**Task to complete**. Could each record be restated word for word?

** Opening Input for this task block **

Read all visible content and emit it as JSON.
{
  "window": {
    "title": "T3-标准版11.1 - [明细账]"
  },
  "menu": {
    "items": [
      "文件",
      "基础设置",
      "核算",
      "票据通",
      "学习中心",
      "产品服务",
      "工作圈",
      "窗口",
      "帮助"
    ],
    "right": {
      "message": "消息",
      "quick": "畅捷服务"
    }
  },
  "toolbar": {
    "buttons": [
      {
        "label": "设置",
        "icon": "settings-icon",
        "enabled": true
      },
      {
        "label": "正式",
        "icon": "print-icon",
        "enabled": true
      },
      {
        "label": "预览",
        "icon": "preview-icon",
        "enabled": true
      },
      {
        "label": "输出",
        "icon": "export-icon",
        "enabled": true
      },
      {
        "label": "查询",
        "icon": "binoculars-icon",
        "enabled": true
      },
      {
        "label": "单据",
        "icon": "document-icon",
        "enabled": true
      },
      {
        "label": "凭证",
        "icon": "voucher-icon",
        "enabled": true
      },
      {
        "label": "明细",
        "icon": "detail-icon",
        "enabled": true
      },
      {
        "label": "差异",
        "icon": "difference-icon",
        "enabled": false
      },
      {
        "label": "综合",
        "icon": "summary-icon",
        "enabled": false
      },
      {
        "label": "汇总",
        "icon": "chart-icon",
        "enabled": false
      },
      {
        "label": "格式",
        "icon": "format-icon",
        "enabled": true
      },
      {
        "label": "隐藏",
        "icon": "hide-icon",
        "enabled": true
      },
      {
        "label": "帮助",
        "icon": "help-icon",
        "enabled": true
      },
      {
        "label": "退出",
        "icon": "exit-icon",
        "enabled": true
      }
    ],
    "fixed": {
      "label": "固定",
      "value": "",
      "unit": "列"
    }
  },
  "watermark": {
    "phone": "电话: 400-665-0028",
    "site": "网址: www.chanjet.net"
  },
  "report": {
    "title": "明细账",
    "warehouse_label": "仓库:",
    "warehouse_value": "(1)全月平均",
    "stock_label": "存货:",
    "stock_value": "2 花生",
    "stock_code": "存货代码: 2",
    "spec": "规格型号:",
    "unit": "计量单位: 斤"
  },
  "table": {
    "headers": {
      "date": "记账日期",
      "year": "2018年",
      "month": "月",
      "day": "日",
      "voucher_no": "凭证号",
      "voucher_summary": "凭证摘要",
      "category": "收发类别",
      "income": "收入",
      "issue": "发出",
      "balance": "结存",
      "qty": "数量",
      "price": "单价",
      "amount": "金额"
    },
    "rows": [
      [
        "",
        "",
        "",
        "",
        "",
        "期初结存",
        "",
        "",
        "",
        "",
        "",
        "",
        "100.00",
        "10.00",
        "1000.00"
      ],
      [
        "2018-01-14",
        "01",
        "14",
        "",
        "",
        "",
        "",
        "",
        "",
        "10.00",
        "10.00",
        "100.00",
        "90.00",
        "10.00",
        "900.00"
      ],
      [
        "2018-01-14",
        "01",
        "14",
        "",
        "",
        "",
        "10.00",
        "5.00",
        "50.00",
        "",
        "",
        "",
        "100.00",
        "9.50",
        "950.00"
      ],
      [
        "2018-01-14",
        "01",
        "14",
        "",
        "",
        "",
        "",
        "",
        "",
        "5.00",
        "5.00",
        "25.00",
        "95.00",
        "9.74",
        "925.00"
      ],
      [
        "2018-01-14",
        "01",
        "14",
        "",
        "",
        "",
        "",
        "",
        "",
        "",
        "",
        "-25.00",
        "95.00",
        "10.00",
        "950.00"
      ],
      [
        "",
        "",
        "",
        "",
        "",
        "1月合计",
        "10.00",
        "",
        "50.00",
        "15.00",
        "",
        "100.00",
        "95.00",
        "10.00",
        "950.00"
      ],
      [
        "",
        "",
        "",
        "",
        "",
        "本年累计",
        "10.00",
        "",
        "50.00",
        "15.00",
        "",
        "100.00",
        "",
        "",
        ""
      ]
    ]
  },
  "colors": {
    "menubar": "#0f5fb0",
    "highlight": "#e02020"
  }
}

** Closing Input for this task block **

**Result**.
Read all visible content and emit it as JSON.
{
  "window": {
    "title": "T3-标准版11.1 - [明细账]"
  },
  "menu": {
    "items": [
      "文件",
      "基础设置",
      "核算",
      "票据通",
      "学习中心",
      "产品服务",
      "工作圈",
      "窗口",
      "帮助"
    ],
    "right": {
      "message": "消息",
      "quick": "畅捷服务"
    }
  },
  "toolbar": {
    "buttons": [
      {
        "label": "设置",
        "icon": "settings-icon",
        "enabled": true
      },
      {
        "label": "正式",
        "icon": "print-icon",
        "enabled": true
      },
      {
        "label": "预览",
        "icon": "preview-icon",
        "enabled": true
      },
      {
        "label": "输出",
        "icon": "export-icon",
        "enabled": true
      },
      {
        "label": "查询",
        "icon": "binoculars-icon",
        "enabled": true
      },
      {
        "label": "单据",
        "icon": "document-icon",
        "enabled": true
      },
      {
        "label": "凭证",
        "icon": "voucher-icon",
        "enabled": true
      },
      {
        "label": "明细",
        "icon": "detail-icon",
        "enabled": true
      },
      {
        "label": "差异",
        "icon": "difference-icon",
        "enabled": false
      },
      {
        "label": "综合",
        "icon": "summary-icon",
        "enabled": false
      },
      {
        "label": "汇总",
        "icon": "chart-icon",
        "enabled": false
      },
      {
        "label": "格式",
        "icon": "format-icon",
        "enabled": true
      },
      {
        "label": "隐藏",
        "icon": "hide-icon",
        "enabled": true
      },
      {
        "label": "帮助",
        "icon": "help-icon",
        "enabled": true
      },
      {
        "label": "退出",
        "icon": "exit-icon",
        "enabled": true
      }
    ],
    "fixed": {
      "label": "固定",
      "value": "",
      "unit": "列"
    }
  },
  "watermark": {
    "phone": "电话: 400-665-0028",
    "site": "网址: www.chanjet.net"
  },
  "report": {
    "title": "明细账",
    "warehouse_label": "仓库:",
    "warehouse_value": "(1)全月平均",
    "stock_label": "存货:",
    "stock_value": "2 花生",
    "stock_code": "存货代码: 2",
    "spec": "规格型号:",
    "unit": "计量单位: 斤"
  },
  "table": {
    "headers": {
      "date": "记账日期",
      "year": "2018年",
      "month": "月",
      "day": "日",
      "voucher_no": "凭证号",
      "voucher_summary": "凭证摘要",
      "category": "收发类别",
      "income": "收入",
      "issue": "发出",
      "balance": "结存",
      "qty": "数量",
      "price": "单价",
      "amount": "金额"
    },
    "rows": [
      [
        "",
        "",
        "",
        "",
        "",
        "期初结存",
        "",
        "",
        "",
        "",
        "",
        "",
        "100.00",
        "10.00",
        "1000.00"
      ],
      [
        "2018-01-14",
        "01",
        "14",
        "",
        "",
        "",
        "",
        "",
        "",
        "10.00",
        "10.00",
        "100.00",
        "90.00",
        "10.00",
        "900.00"
      ],
      [
        "2018-01-14",
        "01",
        "14",
        "",
        "",
        "",
        "10.00",
        "5.00",
        "50.00",
        "",
        "",
        "",
        "100.00",
        "9.50",
        "950.00"
      ],
      [
        "2018-01-14",
        "01",
        "14",
        "",
        "",
        "",
        "",
        "",
        "",
        "5.00",
        "5.00",
        "25.00",
        "95.00",
        "9.74",
        "925.00"
      ],
      [
        "2018-01-14",
        "01",
        "14",
        "",
        "",
        "",
        "",
        "",
        "",
        "",
        "",
        "-25.00",
        "95.00",
        "10.00",
        "950.00"
      ],
      [
        "",
        "",
        "",
        "",
        "",
        "1月合计",
        "10.00",
        "",
        "50.00",
        "15.00",
        "",
        "100.00",
        "95.00",
        "10.00",
        "950.00"
      ],
      [
        "",
        "",
        "",
        "",
        "",
        "本年累计",
        "10.00",
        "",
        "50.00",
        "15.00",
        "",
        "100.00",
        "",
        "",
        ""
      ]
    ]
  },
  "colors": {
    "menubar": "#0f5fb0",
    "highlight": "#e02020"
  }
}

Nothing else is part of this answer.